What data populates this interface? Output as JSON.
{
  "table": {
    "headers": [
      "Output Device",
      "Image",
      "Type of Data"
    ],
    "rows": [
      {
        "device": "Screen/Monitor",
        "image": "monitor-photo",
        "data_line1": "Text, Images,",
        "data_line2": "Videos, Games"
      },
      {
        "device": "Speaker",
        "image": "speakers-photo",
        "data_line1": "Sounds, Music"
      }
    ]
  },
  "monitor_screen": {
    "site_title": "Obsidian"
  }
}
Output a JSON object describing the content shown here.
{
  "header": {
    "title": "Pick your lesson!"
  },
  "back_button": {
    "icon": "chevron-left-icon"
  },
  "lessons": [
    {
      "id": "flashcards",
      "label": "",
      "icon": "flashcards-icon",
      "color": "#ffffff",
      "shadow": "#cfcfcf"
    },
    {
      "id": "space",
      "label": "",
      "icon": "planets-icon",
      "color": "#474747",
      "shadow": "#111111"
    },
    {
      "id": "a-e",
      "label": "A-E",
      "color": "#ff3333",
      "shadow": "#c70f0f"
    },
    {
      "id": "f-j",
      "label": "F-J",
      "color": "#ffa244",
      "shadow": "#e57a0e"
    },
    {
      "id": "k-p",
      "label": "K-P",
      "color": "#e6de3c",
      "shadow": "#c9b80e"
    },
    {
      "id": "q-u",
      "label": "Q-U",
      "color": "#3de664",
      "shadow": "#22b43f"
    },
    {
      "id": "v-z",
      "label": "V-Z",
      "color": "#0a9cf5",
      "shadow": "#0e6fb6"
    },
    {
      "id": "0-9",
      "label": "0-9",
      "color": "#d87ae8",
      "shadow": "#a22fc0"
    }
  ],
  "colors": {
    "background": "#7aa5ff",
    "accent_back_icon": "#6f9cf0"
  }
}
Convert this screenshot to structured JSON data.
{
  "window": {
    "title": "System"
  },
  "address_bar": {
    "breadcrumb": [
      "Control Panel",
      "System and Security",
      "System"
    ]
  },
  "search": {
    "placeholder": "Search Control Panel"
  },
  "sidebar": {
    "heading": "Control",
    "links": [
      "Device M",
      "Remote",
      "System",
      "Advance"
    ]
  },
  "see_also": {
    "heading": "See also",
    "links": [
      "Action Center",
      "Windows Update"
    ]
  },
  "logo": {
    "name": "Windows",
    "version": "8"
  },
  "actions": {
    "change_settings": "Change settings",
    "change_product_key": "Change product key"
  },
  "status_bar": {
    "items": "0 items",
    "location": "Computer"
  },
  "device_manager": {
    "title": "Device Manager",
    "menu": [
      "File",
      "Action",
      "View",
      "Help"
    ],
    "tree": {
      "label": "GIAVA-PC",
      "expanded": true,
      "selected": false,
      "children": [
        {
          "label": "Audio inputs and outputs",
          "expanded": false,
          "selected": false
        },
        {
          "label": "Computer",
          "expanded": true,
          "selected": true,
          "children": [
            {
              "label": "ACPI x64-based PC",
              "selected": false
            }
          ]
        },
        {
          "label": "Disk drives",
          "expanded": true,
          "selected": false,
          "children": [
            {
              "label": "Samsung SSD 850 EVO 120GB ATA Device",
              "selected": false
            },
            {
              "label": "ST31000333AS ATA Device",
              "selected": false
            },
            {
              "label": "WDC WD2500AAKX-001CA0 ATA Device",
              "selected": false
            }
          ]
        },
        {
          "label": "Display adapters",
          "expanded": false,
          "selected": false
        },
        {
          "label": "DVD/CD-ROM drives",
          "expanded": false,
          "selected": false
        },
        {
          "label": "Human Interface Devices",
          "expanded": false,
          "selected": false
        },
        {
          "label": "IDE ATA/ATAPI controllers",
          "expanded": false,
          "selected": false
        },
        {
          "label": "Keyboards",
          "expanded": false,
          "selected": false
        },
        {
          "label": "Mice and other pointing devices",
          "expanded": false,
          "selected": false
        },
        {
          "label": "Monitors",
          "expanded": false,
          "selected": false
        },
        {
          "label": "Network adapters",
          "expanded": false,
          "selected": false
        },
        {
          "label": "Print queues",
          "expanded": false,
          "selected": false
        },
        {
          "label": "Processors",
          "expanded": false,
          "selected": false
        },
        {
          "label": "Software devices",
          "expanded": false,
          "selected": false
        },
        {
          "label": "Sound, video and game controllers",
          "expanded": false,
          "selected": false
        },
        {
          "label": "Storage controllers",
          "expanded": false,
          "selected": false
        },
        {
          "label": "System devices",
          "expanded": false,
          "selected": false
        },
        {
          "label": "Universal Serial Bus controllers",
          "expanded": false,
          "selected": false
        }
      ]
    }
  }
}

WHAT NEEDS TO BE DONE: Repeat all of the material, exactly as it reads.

WRITTEN ANSWER:
What data populates this interface? Output as JSON.
{
  "table": {
    "headers": [
      "Output Device",
      "Image",
      "Type of Data"
    ],
    "rows": [
      {
        "device": "Screen/Monitor",
        "image": "monitor-photo",
        "data_line1": "Text, Images,",
        "data_line2": "Videos, Games"
      },
      {
        "device": "Speaker",
        "image": "speakers-photo",
        "data_line1": "Sounds, Music"
      }
    ]
  },
  "monitor_screen": {
    "site_title": "Obsidian"
  }
}
Output a JSON object describing the content shown here.
{
  "header": {
    "title": "Pick your lesson!"
  },
  "back_button": {
    "icon": "chevron-left-icon"
  },
  "lessons": [
    {
      "id": "flashcards",
      "label": "",
      "icon": "flashcards-icon",
      "color": "#ffffff",
      "shadow": "#cfcfcf"
    },
    {
      "id": "space",
      "label": "",
      "icon": "planets-icon",
      "color": "#474747",
      "shadow": "#111111"
    },
    {
      "id": "a-e",
      "label": "A-E",
      "color": "#ff3333",
      "shadow": "#c70f0f"
    },
    {
      "id": "f-j",
      "label": "F-J",
      "color": "#ffa244",
      "shadow": "#e57a0e"
    },
    {
      "id": "k-p",
      "label": "K-P",
      "color": "#e6de3c",
      "shadow": "#c9b80e"
    },
    {
      "id": "q-u",
      "label": "Q-U",
      "color": "#3de664",
      "shadow": "#22b43f"
    },
    {
      "id": "v-z",
      "label": "V-Z",
      "color": "#0a9cf5",
      "shadow": "#0e6fb6"
    },
    {
      "id": "0-9",
      "label": "0-9",
      "color": "#d87ae8",
      "shadow": "#a22fc0"
    }
  ],
  "colors": {
    "background": "#7aa5ff",
    "accent_back_icon": "#6f9cf0"
  }
}
Convert this screenshot to structured JSON data.
{
  "window": {
    "title": "System"
  },
  "address_bar": {
    "breadcrumb": [
      "Control Panel",
      "System and Security",
      "System"
    ]
  },
  "search": {
    "placeholder": "Search Control Panel"
  },
  "sidebar": {
    "heading": "Control",
    "links": [
      "Device M",
      "Remote",
      "System",
      "Advance"
    ]
  },
  "see_also": {
    "heading": "See also",
    "links": [
      "Action Center",
      "Windows Update"
    ]
  },
  "logo": {
    "name": "Windows",
    "version": "8"
  },
  "actions": {
    "change_settings": "Change settings",
    "change_product_key": "Change product key"
  },
  "status_bar": {
    "items": "0 items",
    "location": "Computer"
  },
  "device_manager": {
    "title": "Device Manager",
    "menu": [
      "File",
      "Action",
      "View",
      "Help"
    ],
    "tree": {
      "label": "GIAVA-PC",
      "expanded": true,
      "selected": false,
      "children": [
        {
          "label": "Audio inputs and outputs",
          "expanded": false,
          "selected": false
        },
        {
          "label": "Computer",
          "expanded": true,
          "selected": true,
          "children": [
            {
              "label": "ACPI x64-based PC",
              "selected": false
            }
          ]
        },
        {
          "label": "Disk drives",
          "expanded": true,
          "selected": false,
          "children": [
            {
              "label": "Samsung SSD 850 EVO 120GB ATA Device",
              "selected": false
            },
            {
              "label": "ST31000333AS ATA Device",
              "selected": false
            },
            {
              "label": "WDC WD2500AAKX-001CA0 ATA Device",
              "selected": false
            }
          ]
        },
        {
          "label": "Display adapters",
          "expanded": false,
          "selected": false
        },
        {
          "label": "DVD/CD-ROM drives",
          "expanded": false,
          "selected": false
        },
        {
          "label": "Human Interface Devices",
          "expanded": false,
          "selected": false
        },
        {
          "label": "IDE ATA/ATAPI controllers",
          "expanded": false,
          "selected": false
        },
        {
          "label": "Keyboards",
          "expanded": false,
          "selected": false
        },
        {
          "label": "Mice and other pointing devices",
          "expanded": false,
          "selected": false
        },
        {
          "label": "Monitors",
          "expanded": false,
          "selected": false
        },
        {
          "label": "Network adapters",
          "expanded": false,
          "selected": false
        },
        {
          "label": "Print queues",
          "expanded": false,
          "selected": false
        },
        {
          "label": "Processors",
          "expanded": false,
          "selected": false
        },
        {
          "label": "Software devices",
          "expanded": false,
          "selected": false
        },
        {
          "label": "Sound, video and game controllers",
          "expanded": false,
          "selected": false
        },
        {
          "label": "Storage controllers",
          "expanded": false,
          "selected": false
        },
        {
          "label": "System devices",
          "expanded": false,
          "selected": false
        },
        {
          "label": "Universal Serial Bus controllers",
          "expanded": false,
          "selected": false
        }
      ]
    }
  }
}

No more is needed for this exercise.